On Tuesday May 27th activists with Green Peace staged an action on Statoil's Transocean Spitsbergen rig in the Barents Sea. Photo: Green Peace.

On Tuesday May 27th activists with Green Peace staged an action on Statoil’s Transocean Spitsbergen rig in the Barents Sea. Photo: Green Peace.


Green Peace activists have staged two separate actions against oil rigs headed to drill in Arctic waters.

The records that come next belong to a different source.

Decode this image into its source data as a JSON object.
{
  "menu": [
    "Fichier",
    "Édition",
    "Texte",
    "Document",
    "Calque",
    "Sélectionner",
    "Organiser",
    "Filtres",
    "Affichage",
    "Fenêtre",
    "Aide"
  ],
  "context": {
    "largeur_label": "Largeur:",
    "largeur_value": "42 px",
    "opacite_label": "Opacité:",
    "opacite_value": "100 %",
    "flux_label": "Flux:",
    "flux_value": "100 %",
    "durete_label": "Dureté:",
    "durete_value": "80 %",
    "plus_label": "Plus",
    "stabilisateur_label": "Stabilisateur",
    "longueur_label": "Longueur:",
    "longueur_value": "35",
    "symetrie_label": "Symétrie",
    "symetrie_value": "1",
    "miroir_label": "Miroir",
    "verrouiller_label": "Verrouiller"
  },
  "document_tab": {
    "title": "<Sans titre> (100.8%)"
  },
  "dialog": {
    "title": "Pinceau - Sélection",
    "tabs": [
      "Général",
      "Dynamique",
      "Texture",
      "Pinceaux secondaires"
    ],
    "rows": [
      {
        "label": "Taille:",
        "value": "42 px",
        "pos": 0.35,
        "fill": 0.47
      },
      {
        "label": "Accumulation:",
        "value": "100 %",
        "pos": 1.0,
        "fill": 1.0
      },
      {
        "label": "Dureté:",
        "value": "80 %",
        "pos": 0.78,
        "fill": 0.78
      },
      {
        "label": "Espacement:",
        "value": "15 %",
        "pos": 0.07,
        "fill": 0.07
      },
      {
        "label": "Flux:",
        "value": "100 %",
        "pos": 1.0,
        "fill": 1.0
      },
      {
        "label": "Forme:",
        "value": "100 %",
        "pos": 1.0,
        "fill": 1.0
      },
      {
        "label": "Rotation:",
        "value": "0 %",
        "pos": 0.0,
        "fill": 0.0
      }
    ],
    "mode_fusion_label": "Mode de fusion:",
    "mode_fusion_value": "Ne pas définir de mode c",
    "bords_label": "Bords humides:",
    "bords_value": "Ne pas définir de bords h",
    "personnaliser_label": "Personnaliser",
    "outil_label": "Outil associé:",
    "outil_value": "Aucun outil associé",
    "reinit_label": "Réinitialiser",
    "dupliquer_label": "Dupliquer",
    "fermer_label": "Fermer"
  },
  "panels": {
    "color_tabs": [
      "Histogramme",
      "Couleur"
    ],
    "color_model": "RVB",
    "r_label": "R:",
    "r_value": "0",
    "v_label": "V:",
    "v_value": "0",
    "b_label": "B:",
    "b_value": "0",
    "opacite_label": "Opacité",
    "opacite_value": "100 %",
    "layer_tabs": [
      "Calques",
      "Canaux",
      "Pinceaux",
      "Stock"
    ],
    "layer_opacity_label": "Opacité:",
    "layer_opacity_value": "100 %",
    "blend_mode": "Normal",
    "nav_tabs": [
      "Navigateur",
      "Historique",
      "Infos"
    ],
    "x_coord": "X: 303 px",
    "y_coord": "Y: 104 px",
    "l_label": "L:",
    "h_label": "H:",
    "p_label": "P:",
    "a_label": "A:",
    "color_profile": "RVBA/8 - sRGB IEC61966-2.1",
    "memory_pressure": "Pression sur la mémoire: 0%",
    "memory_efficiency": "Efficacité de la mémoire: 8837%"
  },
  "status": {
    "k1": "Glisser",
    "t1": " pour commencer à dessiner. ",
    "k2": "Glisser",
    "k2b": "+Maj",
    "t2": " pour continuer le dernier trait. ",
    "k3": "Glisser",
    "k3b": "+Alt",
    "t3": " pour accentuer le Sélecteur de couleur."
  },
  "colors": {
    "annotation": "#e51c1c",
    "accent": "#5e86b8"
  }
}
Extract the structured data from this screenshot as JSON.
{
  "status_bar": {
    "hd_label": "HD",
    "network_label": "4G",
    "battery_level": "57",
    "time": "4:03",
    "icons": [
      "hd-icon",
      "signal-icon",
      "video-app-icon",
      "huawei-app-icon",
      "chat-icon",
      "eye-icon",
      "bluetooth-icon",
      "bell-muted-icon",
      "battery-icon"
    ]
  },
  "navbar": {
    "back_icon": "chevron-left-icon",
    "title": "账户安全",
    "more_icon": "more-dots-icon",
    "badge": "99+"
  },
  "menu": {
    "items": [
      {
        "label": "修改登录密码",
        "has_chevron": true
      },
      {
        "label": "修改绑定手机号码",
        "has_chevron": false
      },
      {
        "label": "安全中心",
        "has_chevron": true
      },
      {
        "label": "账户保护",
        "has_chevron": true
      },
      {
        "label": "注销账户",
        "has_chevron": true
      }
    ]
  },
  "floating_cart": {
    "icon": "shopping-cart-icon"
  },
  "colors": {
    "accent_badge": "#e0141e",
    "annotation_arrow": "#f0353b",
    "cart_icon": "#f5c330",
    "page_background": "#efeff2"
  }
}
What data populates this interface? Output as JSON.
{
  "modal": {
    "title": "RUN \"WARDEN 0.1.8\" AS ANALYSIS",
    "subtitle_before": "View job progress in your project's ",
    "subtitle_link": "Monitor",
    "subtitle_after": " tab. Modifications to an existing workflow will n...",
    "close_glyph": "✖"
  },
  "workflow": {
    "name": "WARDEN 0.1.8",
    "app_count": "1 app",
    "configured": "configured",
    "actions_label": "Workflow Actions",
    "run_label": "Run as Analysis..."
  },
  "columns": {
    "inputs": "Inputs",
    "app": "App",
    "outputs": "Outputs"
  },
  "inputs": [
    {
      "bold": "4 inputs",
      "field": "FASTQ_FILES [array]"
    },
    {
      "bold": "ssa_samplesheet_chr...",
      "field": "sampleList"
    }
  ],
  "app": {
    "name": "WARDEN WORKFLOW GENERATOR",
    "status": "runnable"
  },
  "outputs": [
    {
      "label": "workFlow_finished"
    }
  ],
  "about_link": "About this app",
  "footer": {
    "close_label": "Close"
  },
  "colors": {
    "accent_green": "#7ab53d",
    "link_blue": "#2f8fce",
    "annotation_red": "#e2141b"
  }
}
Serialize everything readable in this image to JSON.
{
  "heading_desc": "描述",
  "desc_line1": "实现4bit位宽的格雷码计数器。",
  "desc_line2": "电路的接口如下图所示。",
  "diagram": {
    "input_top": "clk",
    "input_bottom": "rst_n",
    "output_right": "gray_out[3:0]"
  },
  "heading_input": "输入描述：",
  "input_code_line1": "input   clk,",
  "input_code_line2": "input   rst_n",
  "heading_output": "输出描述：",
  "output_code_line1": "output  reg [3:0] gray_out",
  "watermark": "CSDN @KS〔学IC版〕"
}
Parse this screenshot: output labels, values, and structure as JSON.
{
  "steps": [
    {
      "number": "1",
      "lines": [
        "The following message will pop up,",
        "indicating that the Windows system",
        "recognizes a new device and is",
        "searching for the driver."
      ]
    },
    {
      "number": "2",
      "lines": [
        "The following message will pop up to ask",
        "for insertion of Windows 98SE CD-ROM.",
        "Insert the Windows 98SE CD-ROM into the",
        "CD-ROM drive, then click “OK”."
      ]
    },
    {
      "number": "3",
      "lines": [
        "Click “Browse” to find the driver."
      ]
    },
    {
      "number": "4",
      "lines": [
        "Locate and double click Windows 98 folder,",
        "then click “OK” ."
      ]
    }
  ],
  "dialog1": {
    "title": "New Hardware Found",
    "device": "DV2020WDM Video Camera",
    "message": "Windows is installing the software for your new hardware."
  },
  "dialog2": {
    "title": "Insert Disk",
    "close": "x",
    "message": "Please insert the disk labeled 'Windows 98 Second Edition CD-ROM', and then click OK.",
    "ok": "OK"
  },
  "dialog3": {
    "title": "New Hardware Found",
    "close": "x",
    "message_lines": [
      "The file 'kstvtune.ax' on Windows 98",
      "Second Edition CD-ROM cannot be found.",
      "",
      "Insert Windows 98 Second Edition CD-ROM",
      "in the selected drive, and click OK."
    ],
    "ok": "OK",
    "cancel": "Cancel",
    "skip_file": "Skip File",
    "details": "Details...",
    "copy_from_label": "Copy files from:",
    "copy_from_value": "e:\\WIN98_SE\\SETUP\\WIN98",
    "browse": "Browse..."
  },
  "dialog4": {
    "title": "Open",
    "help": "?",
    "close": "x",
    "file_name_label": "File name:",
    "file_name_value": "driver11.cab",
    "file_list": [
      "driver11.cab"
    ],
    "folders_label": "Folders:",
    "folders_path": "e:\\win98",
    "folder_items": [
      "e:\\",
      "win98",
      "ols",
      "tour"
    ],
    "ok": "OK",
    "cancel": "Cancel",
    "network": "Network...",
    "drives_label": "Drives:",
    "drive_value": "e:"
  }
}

The Barents Observer reports that early Tuesday morning activists boarded the Transocean Spitsbergen rig miles offshore in the Barents Sea. Since then a few of the original 15 protestors were carried by helicopter off the rig, with others vowing to keep up their efforts. According to a press release from Green Peace, the company that owns the rig, Statoil, says they won’t move while activists are still staged there. The rig was en route to drill at what would be the world’s northern-most well. Green Peace and environmental advocates in Norway say a spill so far north would devastate the nearby Bear Island wildlife sanctuary 108 miles away. The action comes just a day after a separate group of 30 Green Peace activists occupied and attached chains to a rig owned by Russian oil giant Gazprom, preventing the vessel from leaving a Dutch port. All the protestors were removed in a matter of hours. But Green Peace says on their website these are just the opening salvos in a growing campaign of direct actions to ban Arctic drilling all together. A public relations manager for Statoil called the protests “illegal and irresponsible,” saying that decisions about oil drilling need to happen with a democratic context. The company told the Barents Observer it believes an oil spill in the high Arctic is unlikely, and that measures are in place to handle it.